- Challenging avoidance behaviors: Snow phobia often leads individuals to avoid snowy environments or activities associated with snow. Persistence is key in gradually confronting these fears and engaging in outdoor activities on snow or ice. By persistently facing fears in a controlled and gradual manner, individuals can work towards reducing avoidance behaviors and gaining confidence.
- Cognitive restructuring: Patience is crucial when challenging and changing negative thought patterns and beliefs associated with snow phobia. It takes time to reframe irrational thoughts, replace them with more realistic ones, and develop a healthier perspective towards snowy conditions. Persistence is needed to consistently challenge and replace negative thinking with positive and balanced thoughts.
Managing Chionophobia: Medication and Alternative Therapies
Treatment options are available to help manage symptoms. Medication may be recommended by your healthcare provider, but don’t forget about alternative therapies.
Anti-Anxiety Meds: Take the Edge Off
Reduce physical symptoms of anxiety with anti-anxiety medications like SSRIs and benzodiazepines. Discuss potential side effects and interactions with your doctor before starting a new medication regimen. It’s crucial for individuals considering anti-anxiety medications to consult with a healthcare professional, such as a psychiatrist or primary care physician.
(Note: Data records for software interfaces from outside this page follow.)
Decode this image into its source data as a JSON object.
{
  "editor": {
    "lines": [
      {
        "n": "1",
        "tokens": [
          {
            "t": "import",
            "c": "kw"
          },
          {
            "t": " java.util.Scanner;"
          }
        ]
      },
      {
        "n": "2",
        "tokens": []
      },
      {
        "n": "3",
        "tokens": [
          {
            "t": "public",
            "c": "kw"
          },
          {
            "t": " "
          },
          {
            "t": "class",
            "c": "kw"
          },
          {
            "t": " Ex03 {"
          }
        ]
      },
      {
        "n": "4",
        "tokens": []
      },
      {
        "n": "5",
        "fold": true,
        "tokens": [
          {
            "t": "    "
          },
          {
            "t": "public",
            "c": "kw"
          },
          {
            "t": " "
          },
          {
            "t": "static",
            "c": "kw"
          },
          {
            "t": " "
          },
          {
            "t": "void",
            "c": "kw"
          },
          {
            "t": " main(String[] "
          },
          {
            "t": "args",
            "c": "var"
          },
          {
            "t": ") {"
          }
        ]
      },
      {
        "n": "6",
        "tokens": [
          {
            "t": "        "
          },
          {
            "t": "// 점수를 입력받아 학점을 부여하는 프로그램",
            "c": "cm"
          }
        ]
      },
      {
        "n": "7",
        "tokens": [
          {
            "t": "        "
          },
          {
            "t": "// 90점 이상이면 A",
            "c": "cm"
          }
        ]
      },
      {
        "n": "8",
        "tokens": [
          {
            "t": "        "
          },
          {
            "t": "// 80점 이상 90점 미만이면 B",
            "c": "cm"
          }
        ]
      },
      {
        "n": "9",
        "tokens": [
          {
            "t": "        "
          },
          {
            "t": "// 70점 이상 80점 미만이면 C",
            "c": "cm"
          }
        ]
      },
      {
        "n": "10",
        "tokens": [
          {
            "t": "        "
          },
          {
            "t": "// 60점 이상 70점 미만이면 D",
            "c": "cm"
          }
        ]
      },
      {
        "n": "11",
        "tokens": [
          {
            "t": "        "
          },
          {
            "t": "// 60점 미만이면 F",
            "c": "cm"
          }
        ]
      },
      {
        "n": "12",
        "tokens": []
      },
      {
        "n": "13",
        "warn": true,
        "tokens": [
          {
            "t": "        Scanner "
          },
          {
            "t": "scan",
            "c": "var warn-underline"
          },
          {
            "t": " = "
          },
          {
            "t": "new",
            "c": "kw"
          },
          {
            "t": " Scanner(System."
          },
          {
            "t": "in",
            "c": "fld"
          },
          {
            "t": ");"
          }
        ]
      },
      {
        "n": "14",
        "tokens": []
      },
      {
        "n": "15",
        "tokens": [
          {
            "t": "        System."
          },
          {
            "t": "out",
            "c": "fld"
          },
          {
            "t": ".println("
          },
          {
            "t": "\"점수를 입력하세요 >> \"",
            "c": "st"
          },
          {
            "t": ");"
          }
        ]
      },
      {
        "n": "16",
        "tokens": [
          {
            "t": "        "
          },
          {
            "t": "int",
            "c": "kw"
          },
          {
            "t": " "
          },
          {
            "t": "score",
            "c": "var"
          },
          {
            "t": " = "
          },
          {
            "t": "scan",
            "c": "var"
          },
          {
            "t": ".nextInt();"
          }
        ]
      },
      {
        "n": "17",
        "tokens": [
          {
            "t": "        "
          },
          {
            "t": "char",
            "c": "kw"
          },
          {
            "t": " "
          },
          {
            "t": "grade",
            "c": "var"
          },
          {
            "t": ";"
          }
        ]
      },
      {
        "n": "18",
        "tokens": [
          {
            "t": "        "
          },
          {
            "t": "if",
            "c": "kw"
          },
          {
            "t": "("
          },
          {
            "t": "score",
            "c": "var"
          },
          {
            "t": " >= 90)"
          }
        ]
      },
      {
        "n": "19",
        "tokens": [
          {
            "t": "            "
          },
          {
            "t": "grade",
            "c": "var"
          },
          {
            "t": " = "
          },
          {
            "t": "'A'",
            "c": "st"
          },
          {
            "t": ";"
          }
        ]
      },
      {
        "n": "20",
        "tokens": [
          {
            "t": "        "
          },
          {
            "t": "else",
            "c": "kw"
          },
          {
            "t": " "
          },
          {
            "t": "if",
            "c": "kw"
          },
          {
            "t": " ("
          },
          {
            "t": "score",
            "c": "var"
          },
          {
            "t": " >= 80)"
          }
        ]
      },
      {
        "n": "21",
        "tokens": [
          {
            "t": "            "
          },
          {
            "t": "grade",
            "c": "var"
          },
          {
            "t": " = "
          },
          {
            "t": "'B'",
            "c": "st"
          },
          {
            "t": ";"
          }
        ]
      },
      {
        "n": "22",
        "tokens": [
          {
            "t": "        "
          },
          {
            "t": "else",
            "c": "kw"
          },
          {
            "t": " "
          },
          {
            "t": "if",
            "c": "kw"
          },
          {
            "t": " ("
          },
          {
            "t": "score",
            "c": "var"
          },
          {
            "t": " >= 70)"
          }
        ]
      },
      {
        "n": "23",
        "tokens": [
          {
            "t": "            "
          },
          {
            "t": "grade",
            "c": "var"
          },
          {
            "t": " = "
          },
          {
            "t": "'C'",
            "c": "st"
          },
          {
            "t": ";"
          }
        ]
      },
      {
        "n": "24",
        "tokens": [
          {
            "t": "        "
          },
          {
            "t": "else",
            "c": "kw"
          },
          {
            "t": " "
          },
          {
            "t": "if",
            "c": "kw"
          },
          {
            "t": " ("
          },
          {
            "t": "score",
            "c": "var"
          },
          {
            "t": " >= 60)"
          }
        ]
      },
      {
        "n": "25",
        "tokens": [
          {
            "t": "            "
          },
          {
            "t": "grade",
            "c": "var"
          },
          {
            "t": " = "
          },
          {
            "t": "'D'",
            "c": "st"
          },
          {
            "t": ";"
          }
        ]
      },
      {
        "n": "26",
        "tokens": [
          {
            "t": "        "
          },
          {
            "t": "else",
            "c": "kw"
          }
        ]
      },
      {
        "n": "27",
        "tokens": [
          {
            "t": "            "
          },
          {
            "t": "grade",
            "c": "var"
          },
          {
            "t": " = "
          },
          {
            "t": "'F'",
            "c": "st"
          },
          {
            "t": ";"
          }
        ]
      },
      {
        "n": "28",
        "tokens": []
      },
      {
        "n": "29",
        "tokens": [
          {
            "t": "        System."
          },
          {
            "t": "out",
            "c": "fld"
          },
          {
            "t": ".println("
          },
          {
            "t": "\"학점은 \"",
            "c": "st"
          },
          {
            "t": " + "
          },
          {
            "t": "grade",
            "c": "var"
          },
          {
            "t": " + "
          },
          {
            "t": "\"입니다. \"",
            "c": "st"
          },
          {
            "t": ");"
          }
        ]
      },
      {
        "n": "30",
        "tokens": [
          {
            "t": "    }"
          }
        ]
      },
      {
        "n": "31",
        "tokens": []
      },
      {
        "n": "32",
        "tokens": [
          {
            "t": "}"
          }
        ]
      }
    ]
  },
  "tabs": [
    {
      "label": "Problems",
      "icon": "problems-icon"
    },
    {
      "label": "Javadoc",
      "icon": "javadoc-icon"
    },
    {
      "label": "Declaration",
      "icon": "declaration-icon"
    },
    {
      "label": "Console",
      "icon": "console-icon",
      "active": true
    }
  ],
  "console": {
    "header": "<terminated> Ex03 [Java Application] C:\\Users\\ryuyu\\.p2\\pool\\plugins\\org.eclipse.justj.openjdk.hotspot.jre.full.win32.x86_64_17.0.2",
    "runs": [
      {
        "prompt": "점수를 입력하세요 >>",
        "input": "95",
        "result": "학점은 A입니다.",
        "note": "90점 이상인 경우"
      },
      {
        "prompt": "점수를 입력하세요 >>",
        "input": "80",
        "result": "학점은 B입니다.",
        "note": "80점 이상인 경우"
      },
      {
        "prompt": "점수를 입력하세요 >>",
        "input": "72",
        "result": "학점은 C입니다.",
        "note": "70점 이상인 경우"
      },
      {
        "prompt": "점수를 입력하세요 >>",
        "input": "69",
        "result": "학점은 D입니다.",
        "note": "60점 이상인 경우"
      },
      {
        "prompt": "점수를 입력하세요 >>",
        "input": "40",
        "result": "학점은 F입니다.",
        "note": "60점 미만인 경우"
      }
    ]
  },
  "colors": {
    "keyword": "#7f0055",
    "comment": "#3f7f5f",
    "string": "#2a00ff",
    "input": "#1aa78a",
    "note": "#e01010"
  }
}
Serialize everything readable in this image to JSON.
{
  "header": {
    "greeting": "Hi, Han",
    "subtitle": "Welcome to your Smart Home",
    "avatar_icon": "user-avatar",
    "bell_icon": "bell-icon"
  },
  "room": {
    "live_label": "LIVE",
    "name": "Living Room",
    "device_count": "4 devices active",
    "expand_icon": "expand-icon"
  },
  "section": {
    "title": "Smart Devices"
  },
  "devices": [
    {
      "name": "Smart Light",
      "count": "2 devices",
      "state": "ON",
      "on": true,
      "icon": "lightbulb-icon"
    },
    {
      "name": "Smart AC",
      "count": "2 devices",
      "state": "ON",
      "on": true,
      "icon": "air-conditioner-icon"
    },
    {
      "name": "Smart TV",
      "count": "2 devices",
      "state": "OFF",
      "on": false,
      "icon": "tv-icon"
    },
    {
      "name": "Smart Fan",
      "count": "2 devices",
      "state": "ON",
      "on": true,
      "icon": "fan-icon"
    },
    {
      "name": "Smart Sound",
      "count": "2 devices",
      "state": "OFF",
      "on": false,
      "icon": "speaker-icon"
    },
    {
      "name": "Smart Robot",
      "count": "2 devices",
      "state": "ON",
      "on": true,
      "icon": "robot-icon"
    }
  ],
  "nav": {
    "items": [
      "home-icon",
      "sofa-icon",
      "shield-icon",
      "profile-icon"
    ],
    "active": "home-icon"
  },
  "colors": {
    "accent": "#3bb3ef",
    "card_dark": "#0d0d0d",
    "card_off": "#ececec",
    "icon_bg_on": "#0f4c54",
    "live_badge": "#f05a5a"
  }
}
These professionals can assess the individual’s specific needs, prescribe appropriate medication, monitor its effectiveness, and provide guidance throughout the treatment process. The goal is to find the right balance between medication and therapy to support individuals in overcoming their snow phobia and improving their overall well-being.
Hypnotherapy: Relax and Explore
Alternative therapies like hypnotherapy can help you cope with your fear of snow. Under the supervision of a trained professional, explore and address the root causes of your phobia in a deeply relaxed state. Hypnotherapy for snow phobia aims to induce a state of deep relaxation, allowing individuals to explore and address the underlying fears and anxieties associated with snowy environments. Through guided imagery and suggestion, hypnotherapy can help individuals develop a more positive and adaptive mindset towards snow, promoting a sense of calm and confidence in snowy situations.
Complementary Approaches: Mindfulness, Aromatherapy, and Yoga
Complementary and integrative health approaches can also help manage chionophobia symptoms. Try:
- Mindfulness meditation: Focus on being aware of your senses and feelings without judgment.
- Aromatherapy: Certain scents like lavender promote relaxation and alleviate anxiety.
- Yoga: Breathing exercises and postures promote relaxation and reduce stress.
Remember, these treatments should not replace conventional medical care. Always confer with your medical professional prior to attempting any novel treatment technique.
FAQs in Relation to Chionophobia
What Causes Chionophobia?
Chionophobia, like most phobias, can be caused by traumatic events, genetics, and brain chemistry.
What is Chionophobia?
Chionophobia is an irrational fear of snow, including outdoor activities on ice/snow and health risks posed by low temperatures.
Is Chionophobia the Fear of Snow?
Yes, chionophobia is an intense fear or aversion towards snow.
What is the Fear of Winter Coming?
The specific term for fearing the onset or arrival of winter is called “cheimaphobia.”
Summary of Chionophobia
Chionophobia, or the fear of snow, can be a debilitating disorder that affects many individuals. This article has explored the definition and causes of chionophobia, as well as its symptoms and impact on daily life.
We have also discussed various treatment options available for managing chionophobia, including exposure therapy, medication, and alternative therapies. With proper care and support from mental health professionals, those with chionophobia can recover and lead fulfilling lives free from fear.